Earlier this week, employees at Colectivo Coffee voted to unionize, a move that will make it the largest unionized coffee brand in the United States, according to reports.
Workers at the Wisconsin-based chain voted to unionize 106-99. Colectivo Coffee’s union will include approximately 440 employees. The International Brotherhood of Electrical Workers (IBEW) will be the group’s negotiating representative.
“Colectivo Coffee workers have worked diligently to have the opportunity to have their voices heard,” Dean Warsh, IBEW Local 494 Commercial Director, said in a statement. “Now that the ballots have been counted and once certified, IBEW Local 494 will begin to move forward with negotiations polls and plans to help them with their first negotiated contract.
The vote was passed after a year of conflict between organizers and management. In an election in April, the decision was split with seven contested votes remaining before the vote was finally passed this week.
Colectivo, which has 20 locations in Madison, Wisconsin, Chicago and Milwaukee, Wisconsin, said it was disappointed with the outcome and that a majority of its employees did not want to unionize. The company said several votes had been counted for people who had already announced they were leaving the organization. The brand estimates that less than 100 of the current 440 workers voted for the union.
“We don’t think these former coworkers should have been allowed to have their voice heard in organizing in an organization where they had no intention of working,” Colectivo said in a letter. “The result is the result of a process that took place last spring and our employee census is dynamic. ”
Still, the company said it would “play by the rules and negotiate in good faith.”
“We will not allow this to change the remarkable Colectivo experience for our customers,” Colectivo continued. “We will remain intensely focused on our customers and the generous and responsible approach we have always taken as employers will remain unchanged.

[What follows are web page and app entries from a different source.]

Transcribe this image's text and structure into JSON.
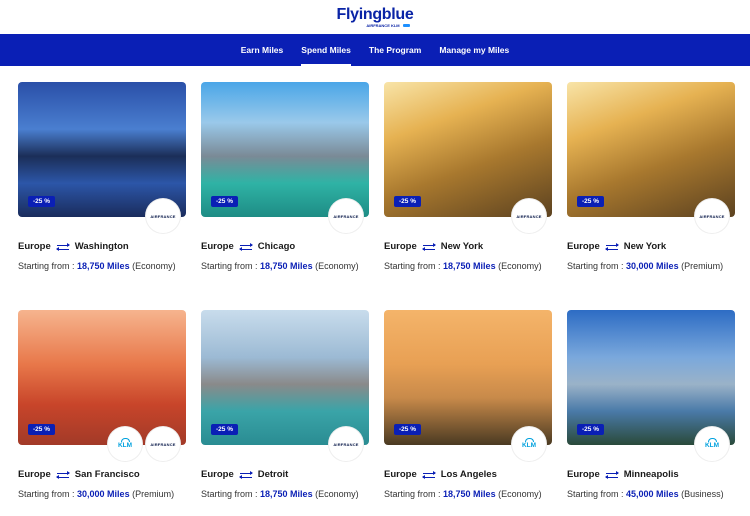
{
  "brand": {
    "logo_text": "Flyingblue",
    "logo_sub": "AIRFRANCE KLM"
  },
  "nav": {
    "items": [
      {
        "label": "Earn Miles",
        "active": false
      },
      {
        "label": "Spend Miles",
        "active": true
      },
      {
        "label": "The Program",
        "active": false
      },
      {
        "label": "Manage my Miles",
        "active": false
      }
    ]
  },
  "price_prefix": "Starting from : ",
  "offers": [
    {
      "origin": "Europe",
      "destination": "Washington",
      "miles": "18,750 Miles",
      "cabin": "(Economy)",
      "discount": "-25 %",
      "airlines": [
        "AIRFRANCE"
      ],
      "photo": "washington"
    },
    {
      "origin": "Europe",
      "destination": "Chicago",
      "miles": "18,750 Miles",
      "cabin": "(Economy)",
      "discount": "-25 %",
      "airlines": [
        "AIRFRANCE"
      ],
      "photo": "chicago"
    },
    {
      "origin": "Europe",
      "destination": "New York",
      "miles": "18,750 Miles",
      "cabin": "(Economy)",
      "discount": "-25 %",
      "airlines": [
        "AIRFRANCE"
      ],
      "photo": "ny"
    },
    {
      "origin": "Europe",
      "destination": "New York",
      "miles": "30,000 Miles",
      "cabin": "(Premium)",
      "discount": "-25 %",
      "airlines": [
        "AIRFRANCE"
      ],
      "photo": "ny"
    },
    {
      "origin": "Europe",
      "destination": "San Francisco",
      "miles": "30,000 Miles",
      "cabin": "(Premium)",
      "discount": "-25 %",
      "airlines": [
        "KLM",
        "AIRFRANCE"
      ],
      "photo": "sf"
    },
    {
      "origin": "Europe",
      "destination": "Detroit",
      "miles": "18,750 Miles",
      "cabin": "(Economy)",
      "discount": "-25 %",
      "airlines": [
        "AIRFRANCE"
      ],
      "photo": "detroit"
    },
    {
      "origin": "Europe",
      "destination": "Los Angeles",
      "miles": "18,750 Miles",
      "cabin": "(Economy)",
      "discount": "-25 %",
      "airlines": [
        "KLM"
      ],
      "photo": "la"
    },
    {
      "origin": "Europe",
      "destination": "Minneapolis",
      "miles": "45,000 Miles",
      "cabin": "(Business)",
      "discount": "-25 %",
      "airlines": [
        "KLM"
      ],
      "photo": "minneapolis"
    }
  ],
  "colors": {
    "brand_blue": "#0a1fb5",
    "klm_blue": "#00a1de"
  },
  "icons": {
    "route_swap": "swap-arrows-icon"
  }
}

We are committed to continuing to pay our workers at the top of the market and to actively support and engage in our community. “
The coffee chain was criticized last year by some employees who claimed individuals had been made redundant in retaliation for expressing pro-union sentiments. In response, Colectivo told The Times, “We and our management team recognize the complexity of National Labor Relations Act (NLRA) and have turned to legal professionals to ensure that the company and its colleagues are fully informed. “
Contract negotiations will likely begin once organizers finish probing employee priorities in the coming weeks.
This unionization could mark a key change in the restaurant industry. Historically, restaurant and café workers have been excluded from union conversations. Previously, Buffalo-based Spot Coffee was the largest unionized cafe with around 130 members.
“We hope that the courage and hard work that the workers at Colectivo Coffee put into this victory will inspire others in the hospitality / service industry to organize a union in their workplace,” said Warsh . “We ask Colectivo owners to negotiate in good faith with their employees once the election has been certified. “